She also points out that some experiments, such as the PBS documentary series Frontier House, suggest that romanticism of the past “isn’t entirely misplaced.” Most of the participants in these projects preferred their much more labour-intensive frontier lives to the modern ones they returned to. After a short adjustment period, the “emotional, spiritual, and personal benefits of the life overtook the transitory concerns of physical work, and again, life was good.”
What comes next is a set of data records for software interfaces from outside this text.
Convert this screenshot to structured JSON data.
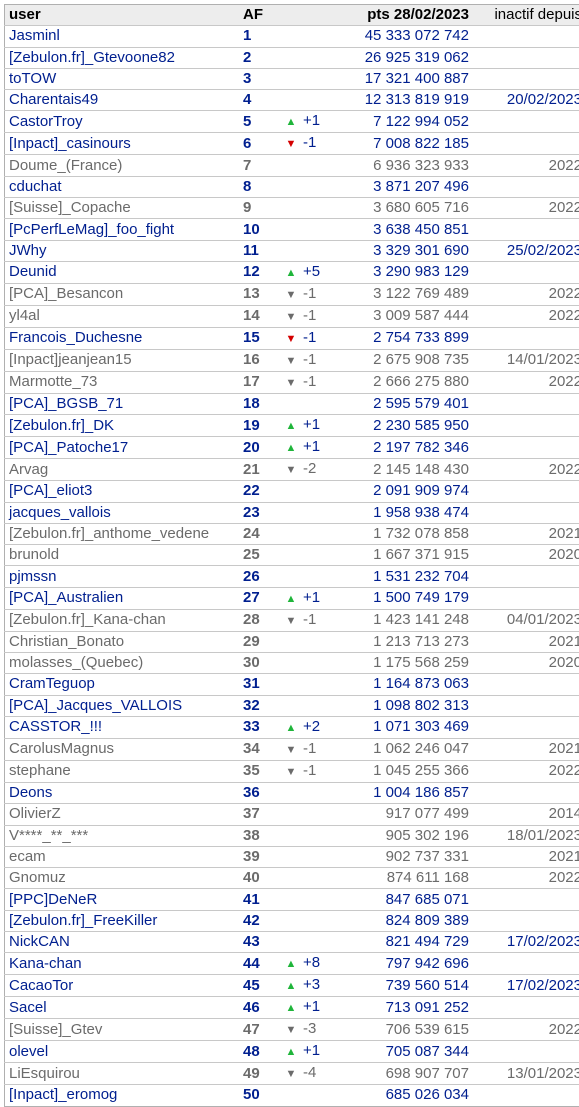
{
  "header": {
    "user": "user",
    "af": "AF",
    "pts": "pts 28/02/2023",
    "inactive": "inactif depuis"
  },
  "rows": [
    {
      "user": "Jasminl",
      "af": "1",
      "move_icon": "",
      "move": "",
      "pts": "45 333 072 742",
      "inactive_since": "",
      "status": "active"
    },
    {
      "user": "[Zebulon.fr]_Gtevoone82",
      "af": "2",
      "move_icon": "",
      "move": "",
      "pts": "26 925 319 062",
      "inactive_since": "",
      "status": "active"
    },
    {
      "user": "toTOW",
      "af": "3",
      "move_icon": "",
      "move": "",
      "pts": "17 321 400 887",
      "inactive_since": "",
      "status": "active"
    },
    {
      "user": "Charentais49",
      "af": "4",
      "move_icon": "",
      "move": "",
      "pts": "12 313 819 919",
      "inactive_since": "20/02/2023",
      "status": "active"
    },
    {
      "user": "CastorTroy",
      "af": "5",
      "move_icon": "up-arrow-icon",
      "move": "+1",
      "pts": "7 122 994 052",
      "inactive_since": "",
      "status": "active"
    },
    {
      "user": "[Inpact]_casinours",
      "af": "6",
      "move_icon": "down-arrow-red-icon",
      "move": "-1",
      "pts": "7 008 822 185",
      "inactive_since": "",
      "status": "active"
    },
    {
      "user": "Doume_(France)",
      "af": "7",
      "move_icon": "",
      "move": "",
      "pts": "6 936 323 933",
      "inactive_since": "2022",
      "status": "inactive"
    },
    {
      "user": "cduchat",
      "af": "8",
      "move_icon": "",
      "move": "",
      "pts": "3 871 207 496",
      "inactive_since": "",
      "status": "active"
    },
    {
      "user": "[Suisse]_Copache",
      "af": "9",
      "move_icon": "",
      "move": "",
      "pts": "3 680 605 716",
      "inactive_since": "2022",
      "status": "inactive"
    },
    {
      "user": "[PcPerfLeMag]_foo_fight",
      "af": "10",
      "move_icon": "",
      "move": "",
      "pts": "3 638 450 851",
      "inactive_since": "",
      "status": "active"
    },
    {
      "user": "JWhy",
      "af": "11",
      "move_icon": "",
      "move": "",
      "pts": "3 329 301 690",
      "inactive_since": "25/02/2023",
      "status": "active"
    },
    {
      "user": "Deunid",
      "af": "12",
      "move_icon": "up-arrow-icon",
      "move": "+5",
      "pts": "3 290 983 129",
      "inactive_since": "",
      "status": "active"
    },
    {
      "user": "[PCA]_Besancon",
      "af": "13",
      "move_icon": "down-arrow-grey-icon",
      "move": "-1",
      "pts": "3 122 769 489",
      "inactive_since": "2022",
      "status": "inactive"
    },
    {
      "user": "yl4al",
      "af": "14",
      "move_icon": "down-arrow-grey-icon",
      "move": "-1",
      "pts": "3 009 587 444",
      "inactive_since": "2022",
      "status": "inactive"
    },
    {
      "user": "Francois_Duchesne",
      "af": "15",
      "move_icon": "down-arrow-red-icon",
      "move": "-1",
      "pts": "2 754 733 899",
      "inactive_since": "",
      "status": "active"
    },
    {
      "user": "[Inpact]jeanjean15",
      "af": "16",
      "move_icon": "down-arrow-grey-icon",
      "move": "-1",
      "pts": "2 675 908 735",
      "inactive_since": "14/01/2023",
      "status": "inactive"
    },
    {
      "user": "Marmotte_73",
      "af": "17",
      "move_icon": "down-arrow-grey-icon",
      "move": "-1",
      "pts": "2 666 275 880",
      "inactive_since": "2022",
      "status": "inactive"
    },
    {
      "user": "[PCA]_BGSB_71",
      "af": "18",
      "move_icon": "",
      "move": "",
      "pts": "2 595 579 401",
      "inactive_since": "",
      "status": "active"
    },
    {
      "user": "[Zebulon.fr]_DK",
      "af": "19",
      "move_icon": "up-arrow-icon",
      "move": "+1",
      "pts": "2 230 585 950",
      "inactive_since": "",
      "status": "active"
    },
    {
      "user": "[PCA]_Patoche17",
      "af": "20",
      "move_icon": "up-arrow-icon",
      "move": "+1",
      "pts": "2 197 782 346",
      "inactive_since": "",
      "status": "active"
    },
    {
      "user": "Arvag",
      "af": "21",
      "move_icon": "down-arrow-grey-icon",
      "move": "-2",
      "pts": "2 145 148 430",
      "inactive_since": "2022",
      "status": "inactive"
    },
    {
      "user": "[PCA]_eliot3",
      "af": "22",
      "move_icon": "",
      "move": "",
      "pts": "2 091 909 974",
      "inactive_since": "",
      "status": "active"
    },
    {
      "user": "jacques_vallois",
      "af": "23",
      "move_icon": "",
      "move": "",
      "pts": "1 958 938 474",
      "inactive_since": "",
      "status": "active"
    },
    {
      "user": "[Zebulon.fr]_anthome_vedene",
      "af": "24",
      "move_icon": "",
      "move": "",
      "pts": "1 732 078 858",
      "inactive_since": "2021",
      "status": "inactive"
    },
    {
      "user": "brunold",
      "af": "25",
      "move_icon": "",
      "move": "",
      "pts": "1 667 371 915",
      "inactive_since": "2020",
      "status": "inactive"
    },
    {
      "user": "pjmssn",
      "af": "26",
      "move_icon": "",
      "move": "",
      "pts": "1 531 232 704",
      "inactive_since": "",
      "status": "active"
    },
    {
      "user": "[PCA]_Australien",
      "af": "27",
      "move_icon": "up-arrow-icon",
      "move": "+1",
      "pts": "1 500 749 179",
      "inactive_since": "",
      "status": "active"
    },
    {
      "user": "[Zebulon.fr]_Kana-chan",
      "af": "28",
      "move_icon": "down-arrow-grey-icon",
      "move": "-1",
      "pts": "1 423 141 248",
      "inactive_since": "04/01/2023",
      "status": "inactive"
    },
    {
      "user": "Christian_Bonato",
      "af": "29",
      "move_icon": "",
      "move": "",
      "pts": "1 213 713 273",
      "inactive_since": "2021",
      "status": "inactive"
    },
    {
      "user": "molasses_(Quebec)",
      "af": "30",
      "move_icon": "",
      "move": "",
      "pts": "1 175 568 259",
      "inactive_since": "2020",
      "status": "inactive"
    },
    {
      "user": "CramTeguop",
      "af": "31",
      "move_icon": "",
      "move": "",
      "pts": "1 164 873 063",
      "inactive_since": "",
      "status": "active"
    },
    {
      "user": "[PCA]_Jacques_VALLOIS",
      "af": "32",
      "move_icon": "",
      "move": "",
      "pts": "1 098 802 313",
      "inactive_since": "",
      "status": "active"
    },
    {
      "user": "CASSTOR_!!!",
      "af": "33",
      "move_icon": "up-arrow-icon",
      "move": "+2",
      "pts": "1 071 303 469",
      "inactive_since": "",
      "status": "active"
    },
    {
      "user": "CarolusMagnus",
      "af": "34",
      "move_icon": "down-arrow-grey-icon",
      "move": "-1",
      "pts": "1 062 246 047",
      "inactive_since": "2021",
      "status": "inactive"
    },
    {
      "user": "stephane",
      "af": "35",
      "move_icon": "down-arrow-grey-icon",
      "move": "-1",
      "pts": "1 045 255 366",
      "inactive_since": "2022",
      "status": "inactive"
    },
    {
      "user": "Deons",
      "af": "36",
      "move_icon": "",
      "move": "",
      "pts": "1 004 186 857",
      "inactive_since": "",
      "status": "active"
    },
    {
      "user": "OlivierZ",
      "af": "37",
      "move_icon": "",
      "move": "",
      "pts": "917 077 499",
      "inactive_since": "2014",
      "status": "inactive"
    },
    {
      "user": "V****_**_***",
      "af": "38",
      "move_icon": "",
      "move": "",
      "pts": "905 302 196",
      "inactive_since": "18/01/2023",
      "status": "inactive"
    },
    {
      "user": "ecam",
      "af": "39",
      "move_icon": "",
      "move": "",
      "pts": "902 737 331",
      "inactive_since": "2021",
      "status": "inactive"
    },
    {
      "user": "Gnomuz",
      "af": "40",
      "move_icon": "",
      "move": "",
      "pts": "874 611 168",
      "inactive_since": "2022",
      "status": "inactive"
    },
    {
      "user": "[PPC]DeNeR",
      "af": "41",
      "move_icon": "",
      "move": "",
      "pts": "847 685 071",
      "inactive_since": "",
      "status": "active"
    },
    {
      "user": "[Zebulon.fr]_FreeKiller",
      "af": "42",
      "move_icon": "",
      "move": "",
      "pts": "824 809 389",
      "inactive_since": "",
      "status": "active"
    },
    {
      "user": "NickCAN",
      "af": "43",
      "move_icon": "",
      "move": "",
      "pts": "821 494 729",
      "inactive_since": "17/02/2023",
      "status": "active"
    },
    {
      "user": "Kana-chan",
      "af": "44",
      "move_icon": "up-arrow-icon",
      "move": "+8",
      "pts": "797 942 696",
      "inactive_since": "",
      "status": "active"
    },
    {
      "user": "CacaoTor",
      "af": "45",
      "move_icon": "up-arrow-icon",
      "move": "+3",
      "pts": "739 560 514",
      "inactive_since": "17/02/2023",
      "status": "active"
    },
    {
      "user": "Sacel",
      "af": "46",
      "move_icon": "up-arrow-icon",
      "move": "+1",
      "pts": "713 091 252",
      "inactive_since": "",
      "status": "active"
    },
    {
      "user": "[Suisse]_Gtev",
      "af": "47",
      "move_icon": "down-arrow-grey-icon",
      "move": "-3",
      "pts": "706 539 615",
      "inactive_since": "2022",
      "status": "inactive"
    },
    {
      "user": "olevel",
      "af": "48",
      "move_icon": "up-arrow-icon",
      "move": "+1",
      "pts": "705 087 344",
      "inactive_since": "",
      "status": "active"
    },
    {
      "user": "LiEsquirou",
      "af": "49",
      "move_icon": "down-arrow-grey-icon",
      "move": "-4",
      "pts": "698 907 707",
      "inactive_since": "13/01/2023",
      "status": "inactive"
    },
    {
      "user": "[Inpact]_eromog",
      "af": "50",
      "move_icon": "",
      "move": "",
      "pts": "685 026 034",
      "inactive_since": "",
      "status": "active"
    }
  ],
  "icons": {
    "up-arrow-icon": "▲",
    "down-arrow-red-icon": "▼",
    "down-arrow-grey-icon": "▼"
  },
  "colors": {
    "active_text": "#001f8f",
    "inactive_text": "#6b6b6b",
    "up_arrow": "#1fb53a",
    "down_arrow_red": "#d40000",
    "header_bg": "#ededed"
  }
}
But even with a return to simplicity, its unlikely the future will look anything like the past (and that’s a good thing — I hope high-tech medical care, the Internet, books, electricity and all sorts of other modern-day things will always be around, no matter how rough life gets). Moreover — because we are such clever creatures — the drudgery-simplicity relationship is not always linear. The cheaper, simpler and more resilient choice is not always more burdensome, especially if it is the product of careful forethought. A solar-heated thermal mass, for example, is far simpler than a natural gas forced-air furnace; it also costs less and requires less maintenance. In his recent Grist article, Will Oremus touts triple-paned windows as the “surprisingly low-tech solution to big cities’ climate woes”. And what about cycling? When the snow is not knee-high, a bicycle is arguably the most ingenious simple contraption around.
And then there is the bird feeder. When I look out my back window, I see the plastic feeder we bought from Canadian Tire. As soon as it snowed, the fancy retraction mechanism jammed and we could no longer refill it. Outside the front window hangs a free bagel on a string that we occasionally coat with peanut butter and grain. The birds love it — they couldn’t care less what it cost, how complicated it is, or if its purchase contributed to the GDP. They just want to be fed.